“Whether a case falls within the rarest of rare case or not, has to be examined with reference to the facts and circumstances of each case and the Court has to take note of the aggravating as well as mitigating circumstances and conclude whether there was something uncommon about the crime which renders the sentence of imprisonment for life inadequate and calls for death sentence,” said the bench.
“In the case on hand, though Graham Staines and his two minor sons were burnt to death while they were sleeping inside a station wagon at Manoharpur, the intention was to teach a lesson to Graham Staines about his religious activities, namely, converting poor tribals to Christianity. All these aspects have been correctly appreciated by the High Court and modified the sentence of death into life imprisonment with which we concur.”

Note that the judges thought the intention of teaching a lesson , somehow was enough to save the perpetrator from execution..

If this isn't a miscarriage of justice.. I am not sure what is. If this is not grounds for execution , I do not know what is..And if this does not meet the requirements for a rarest of rare case I am not sure which case would.    


Noam said...

Seriously? You can’t think of murders more depraved than this one? In the pantheon of human barbarity, this is such small potatoes.

The fact is, most of the civilized world considers the death penalty, in any circumstance, an evil, so your entire premise is questionable. After all, you are calling the failure to committed cold-blooded premeditated murder a miscarriage of justice! Somehow you are able to withhold human compassion from these victims, in a way similar to how these killers managed to put missionaries outside the scope of their moral consideration, denying their humanity, with all the emotional complexity and fallibility that goes along with it.

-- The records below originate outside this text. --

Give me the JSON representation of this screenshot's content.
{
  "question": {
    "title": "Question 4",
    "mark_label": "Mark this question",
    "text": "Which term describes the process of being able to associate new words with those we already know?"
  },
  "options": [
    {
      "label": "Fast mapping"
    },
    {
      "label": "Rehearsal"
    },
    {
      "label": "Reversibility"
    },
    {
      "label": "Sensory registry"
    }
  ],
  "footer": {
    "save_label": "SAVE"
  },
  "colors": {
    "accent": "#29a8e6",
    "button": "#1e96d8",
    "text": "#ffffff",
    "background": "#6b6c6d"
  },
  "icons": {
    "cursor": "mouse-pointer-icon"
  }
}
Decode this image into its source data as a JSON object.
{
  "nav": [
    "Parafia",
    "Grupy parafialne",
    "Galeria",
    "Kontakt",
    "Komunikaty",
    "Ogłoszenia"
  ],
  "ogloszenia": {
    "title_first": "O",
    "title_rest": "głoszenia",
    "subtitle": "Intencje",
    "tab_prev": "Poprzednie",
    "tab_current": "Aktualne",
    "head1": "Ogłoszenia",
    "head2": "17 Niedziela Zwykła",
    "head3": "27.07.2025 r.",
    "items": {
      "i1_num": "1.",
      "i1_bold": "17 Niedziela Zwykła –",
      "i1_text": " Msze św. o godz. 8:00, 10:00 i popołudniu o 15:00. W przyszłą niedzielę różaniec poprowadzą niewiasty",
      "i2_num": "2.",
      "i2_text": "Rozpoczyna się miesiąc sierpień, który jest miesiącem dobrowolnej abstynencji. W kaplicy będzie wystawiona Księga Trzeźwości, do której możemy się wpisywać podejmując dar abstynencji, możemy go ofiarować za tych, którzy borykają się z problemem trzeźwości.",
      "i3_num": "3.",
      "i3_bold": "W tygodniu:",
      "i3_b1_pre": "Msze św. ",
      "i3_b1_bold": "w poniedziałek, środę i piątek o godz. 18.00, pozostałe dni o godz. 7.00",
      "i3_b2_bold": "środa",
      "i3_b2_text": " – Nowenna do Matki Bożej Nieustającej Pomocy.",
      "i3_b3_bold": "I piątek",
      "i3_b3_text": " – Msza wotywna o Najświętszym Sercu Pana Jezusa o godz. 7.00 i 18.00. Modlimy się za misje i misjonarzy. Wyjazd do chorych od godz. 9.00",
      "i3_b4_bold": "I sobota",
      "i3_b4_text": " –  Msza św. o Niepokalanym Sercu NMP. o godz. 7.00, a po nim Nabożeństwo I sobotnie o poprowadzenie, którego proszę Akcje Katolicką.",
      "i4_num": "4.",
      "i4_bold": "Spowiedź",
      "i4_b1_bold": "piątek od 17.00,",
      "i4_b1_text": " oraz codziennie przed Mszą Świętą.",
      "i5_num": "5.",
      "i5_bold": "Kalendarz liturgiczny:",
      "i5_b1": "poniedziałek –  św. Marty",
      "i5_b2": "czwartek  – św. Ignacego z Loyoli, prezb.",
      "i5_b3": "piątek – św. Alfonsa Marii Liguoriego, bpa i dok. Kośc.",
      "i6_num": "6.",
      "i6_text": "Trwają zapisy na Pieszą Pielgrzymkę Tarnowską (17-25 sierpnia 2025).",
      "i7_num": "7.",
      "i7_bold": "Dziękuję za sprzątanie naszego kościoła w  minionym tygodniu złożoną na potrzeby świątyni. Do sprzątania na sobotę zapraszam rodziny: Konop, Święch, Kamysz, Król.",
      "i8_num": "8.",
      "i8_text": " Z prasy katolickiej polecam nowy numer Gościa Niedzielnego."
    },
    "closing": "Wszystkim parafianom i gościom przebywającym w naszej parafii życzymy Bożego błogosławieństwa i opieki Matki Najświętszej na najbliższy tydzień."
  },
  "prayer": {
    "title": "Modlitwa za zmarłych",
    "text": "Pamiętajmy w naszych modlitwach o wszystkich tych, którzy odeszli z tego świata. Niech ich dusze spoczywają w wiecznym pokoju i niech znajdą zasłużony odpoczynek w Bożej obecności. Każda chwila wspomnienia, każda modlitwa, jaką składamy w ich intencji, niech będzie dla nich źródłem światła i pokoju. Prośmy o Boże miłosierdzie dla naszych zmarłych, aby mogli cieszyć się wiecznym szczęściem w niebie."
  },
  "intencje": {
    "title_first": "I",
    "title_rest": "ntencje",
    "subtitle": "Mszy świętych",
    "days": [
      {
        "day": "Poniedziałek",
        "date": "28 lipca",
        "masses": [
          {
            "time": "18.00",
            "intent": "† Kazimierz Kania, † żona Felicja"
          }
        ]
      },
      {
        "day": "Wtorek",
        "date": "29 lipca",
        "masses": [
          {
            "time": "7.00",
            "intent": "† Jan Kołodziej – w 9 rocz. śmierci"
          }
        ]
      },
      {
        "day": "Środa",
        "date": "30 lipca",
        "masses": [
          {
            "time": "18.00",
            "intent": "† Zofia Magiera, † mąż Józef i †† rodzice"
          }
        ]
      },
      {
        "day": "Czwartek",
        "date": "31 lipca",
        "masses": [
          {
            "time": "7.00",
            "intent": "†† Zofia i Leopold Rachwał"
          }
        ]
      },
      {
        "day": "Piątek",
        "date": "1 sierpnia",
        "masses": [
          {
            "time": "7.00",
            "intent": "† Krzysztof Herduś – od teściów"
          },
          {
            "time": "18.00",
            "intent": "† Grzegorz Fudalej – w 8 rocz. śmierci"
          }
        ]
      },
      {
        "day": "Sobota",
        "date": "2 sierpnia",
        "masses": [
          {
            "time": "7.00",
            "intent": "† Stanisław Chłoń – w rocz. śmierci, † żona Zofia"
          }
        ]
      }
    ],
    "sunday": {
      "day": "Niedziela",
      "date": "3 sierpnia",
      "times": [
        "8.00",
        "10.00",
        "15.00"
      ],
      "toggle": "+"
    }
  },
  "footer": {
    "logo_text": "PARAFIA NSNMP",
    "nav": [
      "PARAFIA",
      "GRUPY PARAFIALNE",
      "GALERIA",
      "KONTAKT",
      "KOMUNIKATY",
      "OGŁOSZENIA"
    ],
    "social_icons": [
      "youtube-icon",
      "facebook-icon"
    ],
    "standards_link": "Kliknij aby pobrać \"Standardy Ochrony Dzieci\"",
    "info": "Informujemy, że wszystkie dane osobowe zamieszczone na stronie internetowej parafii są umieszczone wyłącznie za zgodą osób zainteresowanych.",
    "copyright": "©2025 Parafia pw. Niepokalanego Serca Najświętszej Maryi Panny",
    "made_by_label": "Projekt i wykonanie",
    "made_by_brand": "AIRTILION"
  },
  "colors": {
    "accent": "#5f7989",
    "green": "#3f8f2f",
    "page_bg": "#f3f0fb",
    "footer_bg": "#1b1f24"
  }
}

But putting aside these questions, this was a case of killing not out of cruelty or a lack of moral regard, but just the opposite. The killer was trying to do the right and noble thing. They were killing for a greater good. You may disagree with the cause, and rightly choose to punish the perpetrator so as to send a message to others thinking of doing the same thing. But you are doing the exact same thing this killer is doing. You share his methods, and his belief that such methods are justifiable. You only differ in your position on proselytizing. So maybe you can see why the killer’s motives are a mitigating factor, not an aggravating one.

Pradyot Dhulipala said...

Noam, I was not taking a stand on the death sentence. Though I have to add, I am for it.
My criticism is leveled at the decision, that somehow the motives served as mitigating factors, in not treating this case as the rarest of rare(which is the Indian classification for a crime that fits the bill for a death penalty).
Yes I am able to withold human compassion for those who were willing to burn children to death.
Frankly I find i apalling that you can call this heinous crime small potatoes.
You can rail against the Death sentence all you like. I have no issue with that. But equating a sentence on the law books , delivered by a court of law, and that delivered by a mob on the street is just sheer idiocy.
I also object to your statement "The killer was trying to do the right or noble thing".
If he was trying to do what he thought was right and noble, does that reduce the gravity of his crime? I think not..
After all the 911 hijackers also believed their mission to be noble.
Noam I agree we have a different way of looking at this..